**What to produce:**
Below are records. Copy every line with "title" in it.

**Available data:**
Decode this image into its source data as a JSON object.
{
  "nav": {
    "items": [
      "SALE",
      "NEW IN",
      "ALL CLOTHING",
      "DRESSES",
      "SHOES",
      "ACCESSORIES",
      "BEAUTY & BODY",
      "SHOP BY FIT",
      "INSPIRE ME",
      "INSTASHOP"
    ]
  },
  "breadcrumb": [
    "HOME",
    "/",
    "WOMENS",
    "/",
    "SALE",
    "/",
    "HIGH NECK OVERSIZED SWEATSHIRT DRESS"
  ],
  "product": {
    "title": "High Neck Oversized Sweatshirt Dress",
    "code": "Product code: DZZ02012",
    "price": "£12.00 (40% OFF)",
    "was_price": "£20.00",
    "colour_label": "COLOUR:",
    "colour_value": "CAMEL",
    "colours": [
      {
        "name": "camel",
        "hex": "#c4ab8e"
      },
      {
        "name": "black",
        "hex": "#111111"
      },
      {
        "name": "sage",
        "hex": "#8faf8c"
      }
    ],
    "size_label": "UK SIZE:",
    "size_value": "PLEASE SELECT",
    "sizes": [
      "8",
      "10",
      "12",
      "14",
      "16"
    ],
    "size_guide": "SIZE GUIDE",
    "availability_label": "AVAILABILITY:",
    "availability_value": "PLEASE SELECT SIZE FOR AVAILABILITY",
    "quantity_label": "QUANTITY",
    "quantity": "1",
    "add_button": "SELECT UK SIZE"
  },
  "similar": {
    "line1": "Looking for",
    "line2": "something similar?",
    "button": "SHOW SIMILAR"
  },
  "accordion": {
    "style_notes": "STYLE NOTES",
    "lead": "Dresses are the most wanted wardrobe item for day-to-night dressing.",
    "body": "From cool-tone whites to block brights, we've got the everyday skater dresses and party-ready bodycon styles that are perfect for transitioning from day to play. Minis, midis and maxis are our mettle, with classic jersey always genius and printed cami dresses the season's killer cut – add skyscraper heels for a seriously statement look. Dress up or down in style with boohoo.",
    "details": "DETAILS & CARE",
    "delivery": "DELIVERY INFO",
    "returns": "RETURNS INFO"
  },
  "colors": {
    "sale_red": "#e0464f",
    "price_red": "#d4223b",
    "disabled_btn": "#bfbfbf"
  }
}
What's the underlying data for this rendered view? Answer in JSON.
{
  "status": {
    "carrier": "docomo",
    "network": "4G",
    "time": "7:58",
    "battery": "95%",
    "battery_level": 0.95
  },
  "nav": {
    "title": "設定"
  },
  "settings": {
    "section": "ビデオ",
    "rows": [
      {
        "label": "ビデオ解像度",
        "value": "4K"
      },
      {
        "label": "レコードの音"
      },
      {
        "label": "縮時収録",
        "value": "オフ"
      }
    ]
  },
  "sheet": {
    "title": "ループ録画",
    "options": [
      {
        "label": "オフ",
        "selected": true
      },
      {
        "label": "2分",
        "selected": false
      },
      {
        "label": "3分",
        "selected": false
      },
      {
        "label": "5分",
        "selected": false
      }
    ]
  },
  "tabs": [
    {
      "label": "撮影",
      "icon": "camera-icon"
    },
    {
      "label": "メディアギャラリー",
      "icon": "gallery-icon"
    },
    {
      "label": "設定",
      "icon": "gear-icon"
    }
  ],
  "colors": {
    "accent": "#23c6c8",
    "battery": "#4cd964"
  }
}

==

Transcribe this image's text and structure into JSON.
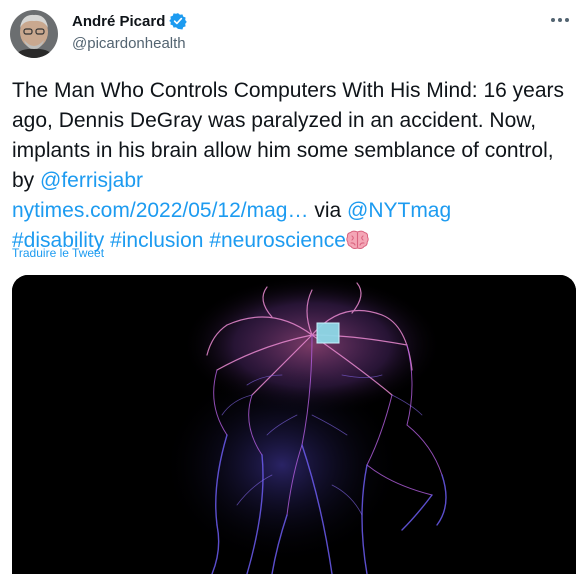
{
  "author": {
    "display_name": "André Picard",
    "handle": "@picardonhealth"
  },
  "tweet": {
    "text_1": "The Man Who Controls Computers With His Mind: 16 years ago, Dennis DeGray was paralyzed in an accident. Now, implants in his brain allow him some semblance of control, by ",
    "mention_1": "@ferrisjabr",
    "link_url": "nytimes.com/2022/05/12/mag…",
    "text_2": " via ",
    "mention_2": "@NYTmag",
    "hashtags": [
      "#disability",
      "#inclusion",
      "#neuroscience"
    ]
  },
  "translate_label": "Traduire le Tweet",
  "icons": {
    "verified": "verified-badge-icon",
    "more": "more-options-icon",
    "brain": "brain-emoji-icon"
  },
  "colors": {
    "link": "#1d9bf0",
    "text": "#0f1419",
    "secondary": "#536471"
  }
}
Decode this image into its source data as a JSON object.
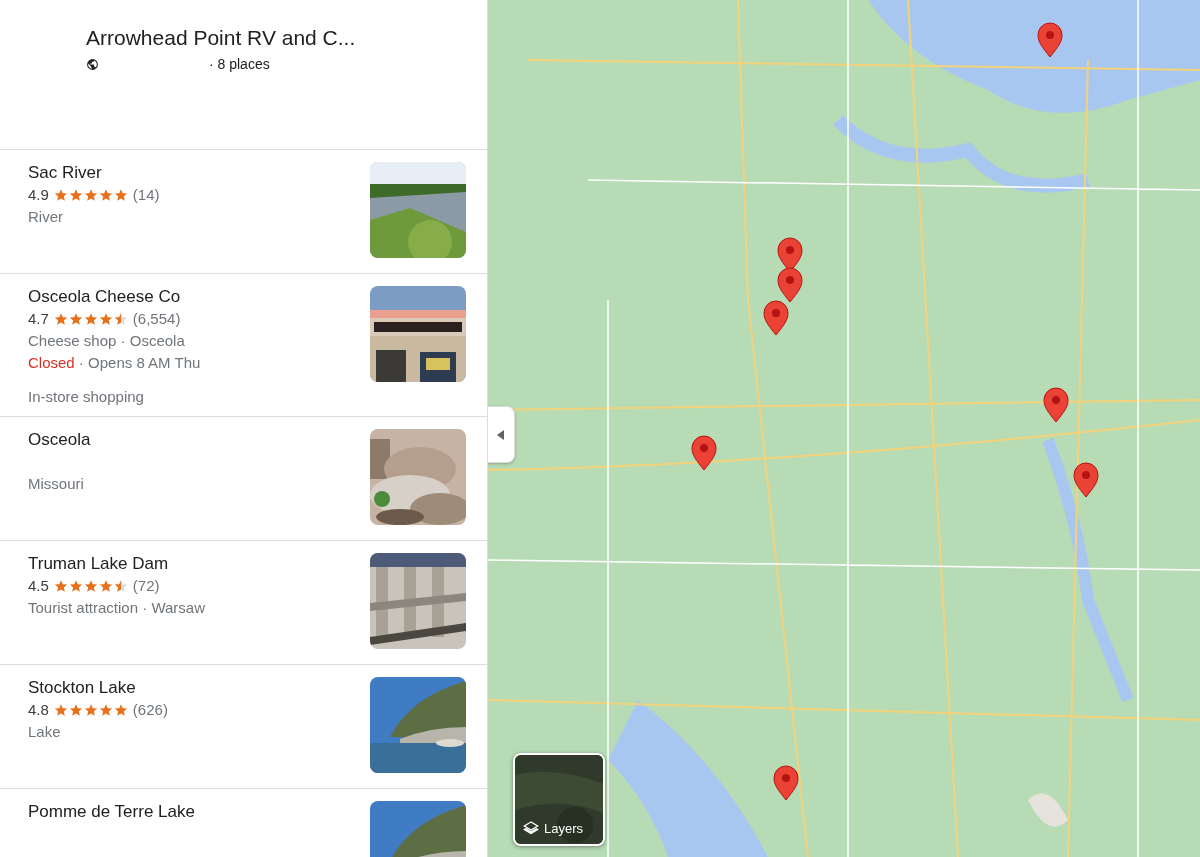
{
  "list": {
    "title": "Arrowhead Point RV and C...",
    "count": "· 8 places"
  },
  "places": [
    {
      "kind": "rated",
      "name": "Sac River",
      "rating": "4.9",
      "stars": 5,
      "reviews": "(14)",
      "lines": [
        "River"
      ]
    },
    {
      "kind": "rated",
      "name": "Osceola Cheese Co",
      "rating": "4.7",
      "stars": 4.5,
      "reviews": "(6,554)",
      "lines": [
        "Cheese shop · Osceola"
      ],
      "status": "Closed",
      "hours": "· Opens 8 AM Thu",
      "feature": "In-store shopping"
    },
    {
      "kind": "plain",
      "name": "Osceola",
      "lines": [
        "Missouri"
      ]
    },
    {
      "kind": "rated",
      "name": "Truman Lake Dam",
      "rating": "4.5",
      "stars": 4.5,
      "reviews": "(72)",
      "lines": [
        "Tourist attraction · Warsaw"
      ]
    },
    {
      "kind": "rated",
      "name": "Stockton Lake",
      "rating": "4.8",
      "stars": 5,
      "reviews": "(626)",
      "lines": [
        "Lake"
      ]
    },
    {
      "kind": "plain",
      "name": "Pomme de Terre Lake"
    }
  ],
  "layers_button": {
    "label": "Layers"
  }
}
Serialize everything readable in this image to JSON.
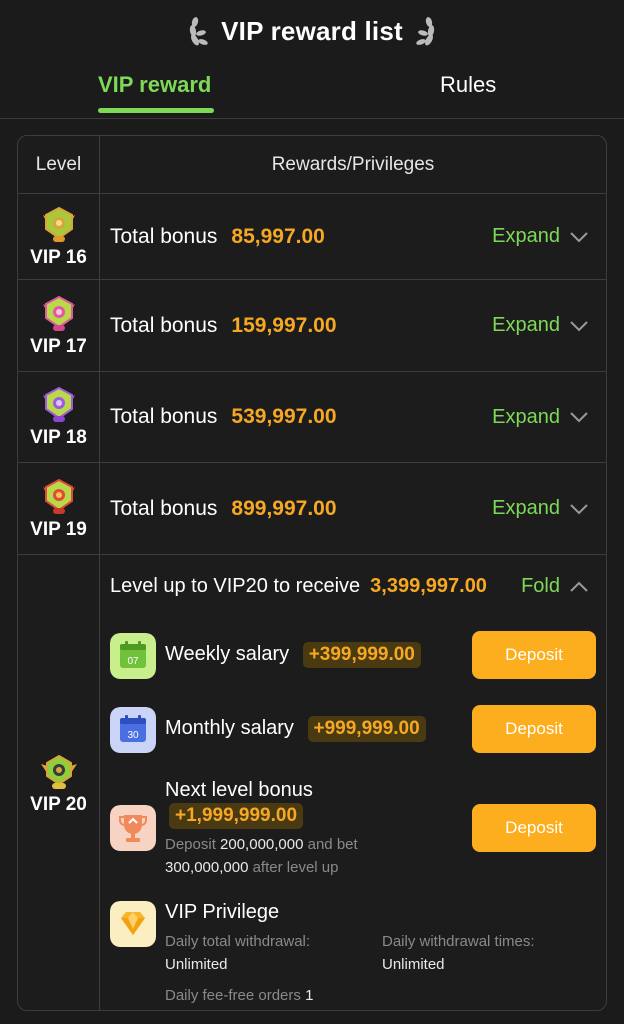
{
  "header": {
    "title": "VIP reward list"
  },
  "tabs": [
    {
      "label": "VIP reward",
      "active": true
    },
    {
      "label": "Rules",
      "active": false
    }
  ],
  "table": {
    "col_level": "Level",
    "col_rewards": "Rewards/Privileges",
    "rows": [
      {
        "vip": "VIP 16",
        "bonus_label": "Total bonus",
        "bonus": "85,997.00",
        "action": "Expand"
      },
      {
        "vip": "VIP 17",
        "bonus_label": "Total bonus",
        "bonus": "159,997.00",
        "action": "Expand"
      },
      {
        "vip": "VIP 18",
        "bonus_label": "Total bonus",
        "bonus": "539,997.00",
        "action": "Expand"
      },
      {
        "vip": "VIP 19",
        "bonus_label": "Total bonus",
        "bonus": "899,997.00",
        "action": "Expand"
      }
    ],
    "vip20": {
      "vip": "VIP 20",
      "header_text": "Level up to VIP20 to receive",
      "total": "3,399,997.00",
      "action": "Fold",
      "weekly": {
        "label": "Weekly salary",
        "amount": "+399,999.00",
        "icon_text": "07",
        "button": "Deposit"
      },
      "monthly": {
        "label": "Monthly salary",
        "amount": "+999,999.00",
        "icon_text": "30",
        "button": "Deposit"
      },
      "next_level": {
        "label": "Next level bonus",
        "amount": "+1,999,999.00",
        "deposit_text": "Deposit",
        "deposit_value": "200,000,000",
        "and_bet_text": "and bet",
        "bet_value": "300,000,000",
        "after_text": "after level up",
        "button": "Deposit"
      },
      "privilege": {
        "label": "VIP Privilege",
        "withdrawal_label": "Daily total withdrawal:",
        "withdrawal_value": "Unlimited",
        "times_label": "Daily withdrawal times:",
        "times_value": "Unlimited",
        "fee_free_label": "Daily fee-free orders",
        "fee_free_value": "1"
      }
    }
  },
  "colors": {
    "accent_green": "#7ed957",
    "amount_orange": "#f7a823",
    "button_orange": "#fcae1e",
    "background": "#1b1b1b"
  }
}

**Answer to this problem:**
    "title": "High Neck Oversized Sweatshirt Dress",
    "title": "設定"
    "title": "ループ録画",
    "title": "Arrowhead Point RV and C...",
    "title": "VIP reward list"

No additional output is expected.